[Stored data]
----------

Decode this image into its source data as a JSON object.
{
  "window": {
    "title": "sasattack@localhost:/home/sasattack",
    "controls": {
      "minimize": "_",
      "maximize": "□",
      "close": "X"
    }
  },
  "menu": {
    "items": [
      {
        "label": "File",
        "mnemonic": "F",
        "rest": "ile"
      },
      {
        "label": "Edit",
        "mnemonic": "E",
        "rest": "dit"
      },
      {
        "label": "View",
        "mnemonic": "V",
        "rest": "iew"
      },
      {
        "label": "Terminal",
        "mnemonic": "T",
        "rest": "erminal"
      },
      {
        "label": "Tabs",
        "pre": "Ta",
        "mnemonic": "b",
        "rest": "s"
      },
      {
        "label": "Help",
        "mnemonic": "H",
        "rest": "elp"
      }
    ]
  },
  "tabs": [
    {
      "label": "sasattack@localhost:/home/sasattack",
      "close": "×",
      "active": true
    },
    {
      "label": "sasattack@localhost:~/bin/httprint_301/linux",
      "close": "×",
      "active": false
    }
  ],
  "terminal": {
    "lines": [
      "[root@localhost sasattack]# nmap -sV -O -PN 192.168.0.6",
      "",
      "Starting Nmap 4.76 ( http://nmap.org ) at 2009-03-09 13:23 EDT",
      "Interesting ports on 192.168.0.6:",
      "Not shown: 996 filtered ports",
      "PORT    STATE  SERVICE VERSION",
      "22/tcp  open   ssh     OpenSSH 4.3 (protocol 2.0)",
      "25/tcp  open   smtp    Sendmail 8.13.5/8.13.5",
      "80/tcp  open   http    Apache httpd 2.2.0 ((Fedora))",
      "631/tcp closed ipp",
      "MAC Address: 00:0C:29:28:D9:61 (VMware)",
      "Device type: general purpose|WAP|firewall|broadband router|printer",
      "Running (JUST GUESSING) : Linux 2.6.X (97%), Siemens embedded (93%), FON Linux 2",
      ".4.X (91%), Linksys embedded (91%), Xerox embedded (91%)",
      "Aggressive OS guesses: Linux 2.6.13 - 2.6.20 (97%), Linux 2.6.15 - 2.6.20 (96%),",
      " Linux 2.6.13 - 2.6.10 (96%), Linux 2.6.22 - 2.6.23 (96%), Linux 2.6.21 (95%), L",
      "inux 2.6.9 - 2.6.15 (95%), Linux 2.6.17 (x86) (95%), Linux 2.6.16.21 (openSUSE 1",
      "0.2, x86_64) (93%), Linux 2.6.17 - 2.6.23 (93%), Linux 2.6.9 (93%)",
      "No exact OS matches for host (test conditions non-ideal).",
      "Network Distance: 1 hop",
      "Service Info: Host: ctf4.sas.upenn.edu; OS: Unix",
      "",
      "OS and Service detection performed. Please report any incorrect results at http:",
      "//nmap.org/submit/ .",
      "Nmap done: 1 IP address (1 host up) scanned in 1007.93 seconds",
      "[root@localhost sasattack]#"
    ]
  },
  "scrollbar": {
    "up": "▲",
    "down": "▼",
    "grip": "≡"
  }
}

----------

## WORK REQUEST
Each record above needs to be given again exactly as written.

## THE COMPLETED TASK
Decode this image into its source data as a JSON object.
{
  "window": {
    "title": "sasattack@localhost:/home/sasattack",
    "controls": {
      "minimize": "_",
      "maximize": "□",
      "close": "X"
    }
  },
  "menu": {
    "items": [
      {
        "label": "File",
        "mnemonic": "F",
        "rest": "ile"
      },
      {
        "label": "Edit",
        "mnemonic": "E",
        "rest": "dit"
      },
      {
        "label": "View",
        "mnemonic": "V",
        "rest": "iew"
      },
      {
        "label": "Terminal",
        "mnemonic": "T",
        "rest": "erminal"
      },
      {
        "label": "Tabs",
        "pre": "Ta",
        "mnemonic": "b",
        "rest": "s"
      },
      {
        "label": "Help",
        "mnemonic": "H",
        "rest": "elp"
      }
    ]
  },
  "tabs": [
    {
      "label": "sasattack@localhost:/home/sasattack",
      "close": "×",
      "active": true
    },
    {
      "label": "sasattack@localhost:~/bin/httprint_301/linux",
      "close": "×",
      "active": false
    }
  ],
  "terminal": {
    "lines": [
      "[root@localhost sasattack]# nmap -sV -O -PN 192.168.0.6",
      "",
      "Starting Nmap 4.76 ( http://nmap.org ) at 2009-03-09 13:23 EDT",
      "Interesting ports on 192.168.0.6:",
      "Not shown: 996 filtered ports",
      "PORT    STATE  SERVICE VERSION",
      "22/tcp  open   ssh     OpenSSH 4.3 (protocol 2.0)",
      "25/tcp  open   smtp    Sendmail 8.13.5/8.13.5",
      "80/tcp  open   http    Apache httpd 2.2.0 ((Fedora))",
      "631/tcp closed ipp",
      "MAC Address: 00:0C:29:28:D9:61 (VMware)",
      "Device type: general purpose|WAP|firewall|broadband router|printer",
      "Running (JUST GUESSING) : Linux 2.6.X (97%), Siemens embedded (93%), FON Linux 2",
      ".4.X (91%), Linksys embedded (91%), Xerox embedded (91%)",
      "Aggressive OS guesses: Linux 2.6.13 - 2.6.20 (97%), Linux 2.6.15 - 2.6.20 (96%),",
      " Linux 2.6.13 - 2.6.10 (96%), Linux 2.6.22 - 2.6.23 (96%), Linux 2.6.21 (95%), L",
      "inux 2.6.9 - 2.6.15 (95%), Linux 2.6.17 (x86) (95%), Linux 2.6.16.21 (openSUSE 1",
      "0.2, x86_64) (93%), Linux 2.6.17 - 2.6.23 (93%), Linux 2.6.9 (93%)",
      "No exact OS matches for host (test conditions non-ideal).",
      "Network Distance: 1 hop",
      "Service Info: Host: ctf4.sas.upenn.edu; OS: Unix",
      "",
      "OS and Service detection performed. Please report any incorrect results at http:",
      "//nmap.org/submit/ .",
      "Nmap done: 1 IP address (1 host up) scanned in 1007.93 seconds",
      "[root@localhost sasattack]#"
    ]
  },
  "scrollbar": {
    "up": "▲",
    "down": "▼",
    "grip": "≡"
  }
}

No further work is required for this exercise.